Thank you for responding.
I am going to tell you what I would tell a patient that presented in my office with similar symptoms and with a similar history. I suspect that this may be Chronic Obstructive Pulmonary Disease (COPD). I will explain.
The first presentation of COPD is often a history of coughing and early morning phlegm production. The gel like phlegm you describe could be phlegm associated with COPD. COPD is primarily caused by smoking. By the time early morning phlegm develops, there has been significant damage to the lungs. It has been speculated that there is a 50% reduction in functioning. Now, with this being said, it is still an early warning sign. Most people associate COPD with blue lips, fingers, labored breathing, oxygen, and activity limitations. These are all possible symptoms of COPD, but this represents end stages. In your case, slowing the progression is important.
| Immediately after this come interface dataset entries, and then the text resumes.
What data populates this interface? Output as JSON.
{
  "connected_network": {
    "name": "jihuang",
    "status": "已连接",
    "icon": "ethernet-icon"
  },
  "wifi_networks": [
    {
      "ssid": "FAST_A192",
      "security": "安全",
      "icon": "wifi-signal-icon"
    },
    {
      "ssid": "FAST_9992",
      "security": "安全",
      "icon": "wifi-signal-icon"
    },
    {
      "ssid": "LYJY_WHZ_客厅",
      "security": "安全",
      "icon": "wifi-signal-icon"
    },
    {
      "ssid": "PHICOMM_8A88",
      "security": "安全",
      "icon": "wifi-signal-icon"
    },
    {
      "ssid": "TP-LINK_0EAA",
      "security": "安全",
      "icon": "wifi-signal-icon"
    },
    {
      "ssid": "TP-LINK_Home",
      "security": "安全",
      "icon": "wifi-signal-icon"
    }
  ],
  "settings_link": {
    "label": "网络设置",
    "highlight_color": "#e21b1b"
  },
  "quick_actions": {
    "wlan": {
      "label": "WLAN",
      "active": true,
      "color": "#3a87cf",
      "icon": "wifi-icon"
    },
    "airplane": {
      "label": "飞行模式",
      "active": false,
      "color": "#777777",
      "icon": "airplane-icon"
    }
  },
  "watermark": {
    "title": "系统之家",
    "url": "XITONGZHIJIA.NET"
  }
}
You need to see your provider. You need to have a full physical assessment, and you also need to have some pulmonary function testing. You will want to talk with your provider about smoking cessation. I know that quitting smoking is not an easy task. Talk with your provider about options, such as Chantix or Wellbutrin. Work with your provider to establish a quit plan. Also, talk with your provider about routine pulmonary function testing and possible baseline chest x ray. Again, the key is to slow the progression.
I realize this is a great deal of information. Obviously, I can not substitute as a provider, and you will have to have a diagnosis by your provider, but please feel free to discuss this information I have presented with your provider.
If you have any additional questions or concerns, please let me know.